:: Exercise ::
Your reply must be the number of lines in the entries that hold the word "true", and nothing else.

:: Provided entries ::
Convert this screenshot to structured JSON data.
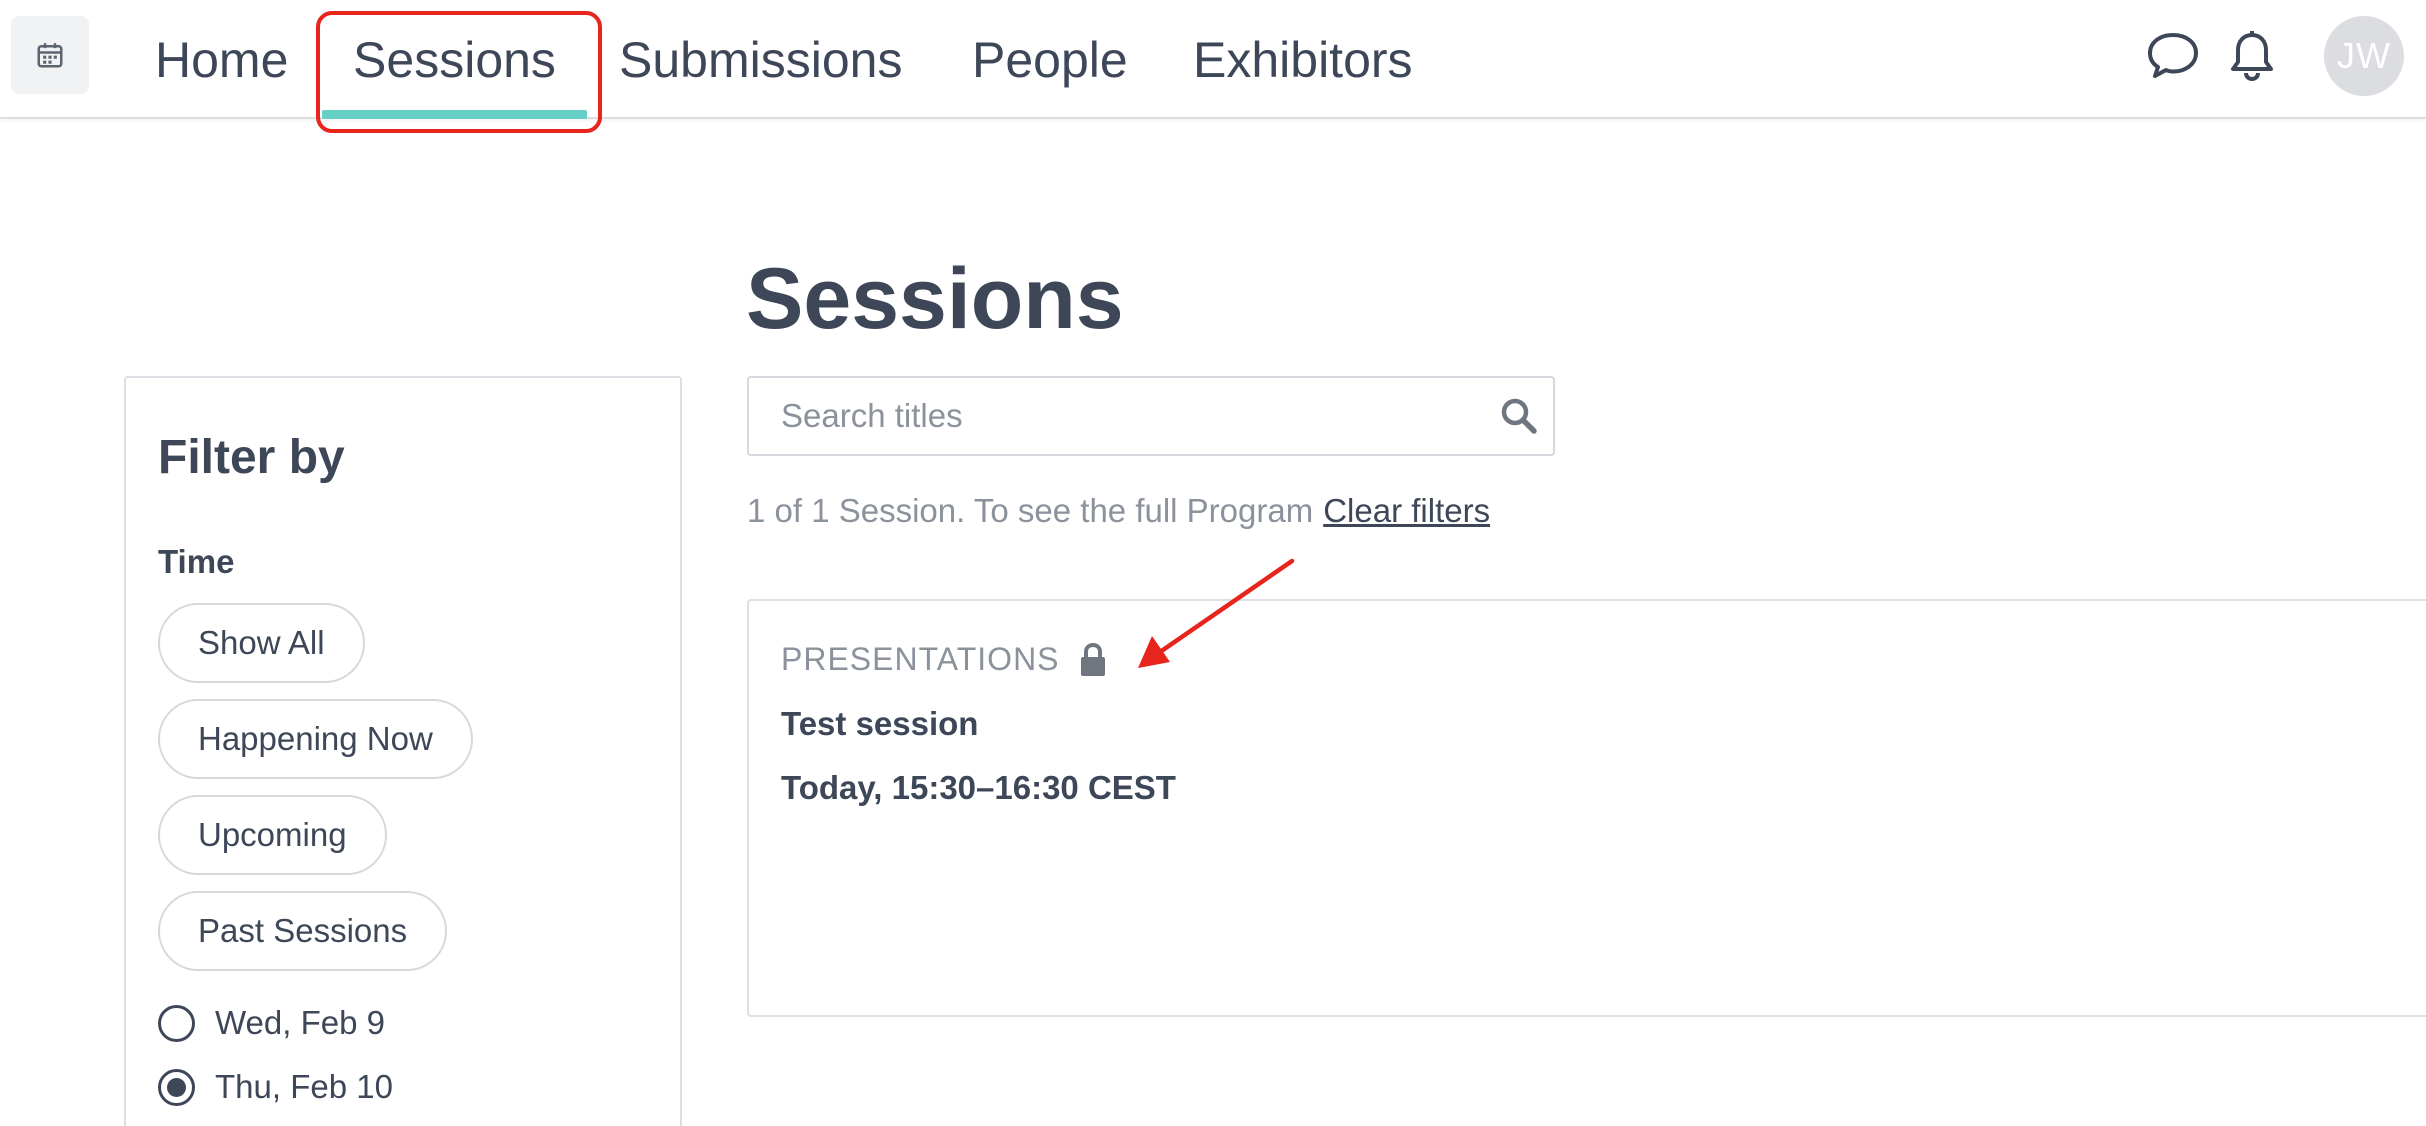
{
  "nav": {
    "tabs": [
      {
        "label": "Home"
      },
      {
        "label": "Sessions",
        "active": true
      },
      {
        "label": "Submissions"
      },
      {
        "label": "People"
      },
      {
        "label": "Exhibitors"
      }
    ],
    "avatar_initials": "JW",
    "icons": [
      "calendar-icon",
      "chat-icon",
      "bell-icon"
    ],
    "accent_color": "#66d0c6"
  },
  "page": {
    "title": "Sessions"
  },
  "filter": {
    "title": "Filter by",
    "time_label": "Time",
    "time_options": [
      "Show All",
      "Happening Now",
      "Upcoming",
      "Past Sessions"
    ],
    "dates": [
      {
        "label": "Wed, Feb 9",
        "selected": false
      },
      {
        "label": "Thu, Feb 10",
        "selected": true
      }
    ]
  },
  "search": {
    "placeholder": "Search titles",
    "value": ""
  },
  "results": {
    "summary": "1 of 1 Session. To see the full Program",
    "clear_link": "Clear filters"
  },
  "sessions": [
    {
      "type": "PRESENTATIONS",
      "locked": true,
      "title": "Test session",
      "time": "Today, 15:30–16:30 CEST"
    }
  ],
  "annotations": {
    "highlight_color": "#e8251c"
  }
}
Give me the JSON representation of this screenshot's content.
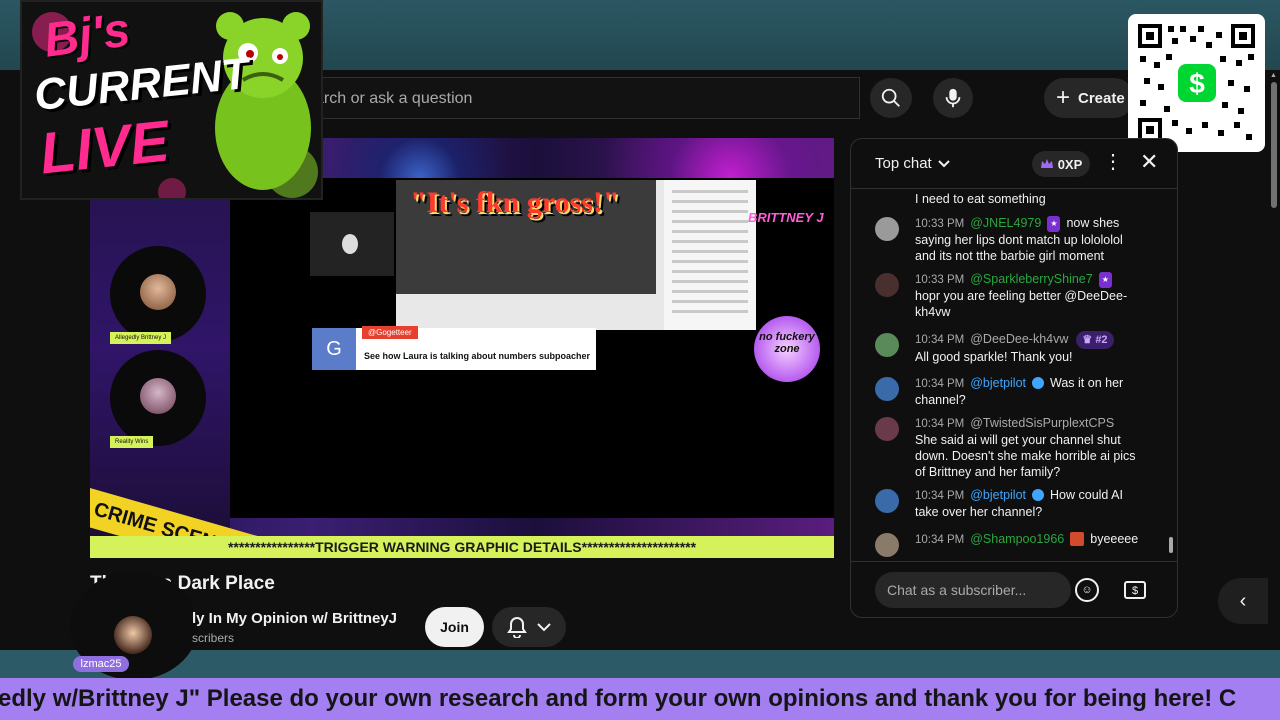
{
  "header": {
    "search_placeholder": "arch or ask a question",
    "create_label": "Create"
  },
  "logo": {
    "line1": "Bj's",
    "line2": "CURRENT",
    "line3": "LIVE"
  },
  "video": {
    "banner_text": "\"It's fkn gross!\"",
    "brittney_tag": "BRITTNEY J",
    "guest1_label": "Allegedly Brittney J",
    "guest2_label": "Reality Wins",
    "tape_text": "CRIME SCENE DO",
    "gbanner_name": "@Gogetteer",
    "gbanner_msg": "See how Laura is talking about numbers subpoacher",
    "gbanner_initial": "G",
    "nofuck_text": "no fuckery zone",
    "trigger_warning": "****************TRIGGER WARNING GRAPHIC DETAILS*********************"
  },
  "meta": {
    "title": "Th      ld is a Dark Place",
    "channel": "ly In My Opinion w/ BrittneyJ",
    "subscribers": "scribers",
    "join_label": "Join",
    "overlay_user": "lzmac25"
  },
  "chat": {
    "title": "Top chat",
    "xp": "0XP",
    "input_placeholder": "Chat as a subscriber...",
    "messages": [
      {
        "time": "",
        "author": "",
        "text": "I need to eat something"
      },
      {
        "time": "10:33 PM",
        "author": "@JNEL4979",
        "text": "now shes saying her lips dont match up lolololol and its not tthe barbie girl moment"
      },
      {
        "time": "10:33 PM",
        "author": "@SparkleberryShine7",
        "text": "hopr you are feeling better @DeeDee-kh4vw"
      },
      {
        "time": "10:34 PM",
        "author": "@DeeDee-kh4vw",
        "rank": "#2",
        "text": "All good sparkle! Thank you!"
      },
      {
        "time": "10:34 PM",
        "author": "@bjetpilot",
        "text": "Was it on her channel?"
      },
      {
        "time": "10:34 PM",
        "author": "@TwistedSisPurplextCPS",
        "text": "She said ai will get your channel shut down. Doesn't she make horrible ai pics of Brittney and her family?"
      },
      {
        "time": "10:34 PM",
        "author": "@bjetpilot",
        "text": "How could AI take over her channel?"
      },
      {
        "time": "10:34 PM",
        "author": "@Shampoo1966",
        "text": "byeeeee"
      }
    ]
  },
  "ticker": {
    "text": "edly w/Brittney J\" Please do your own research and form your own opinions and thank you for being here! C"
  },
  "colors": {
    "ticker_bg": "#a37ff2",
    "warning_bg": "#d5f25a",
    "chat_author_green": "#2ba640",
    "chat_author_blue": "#3ea6ff"
  }
}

:: Result of the exercise ::
3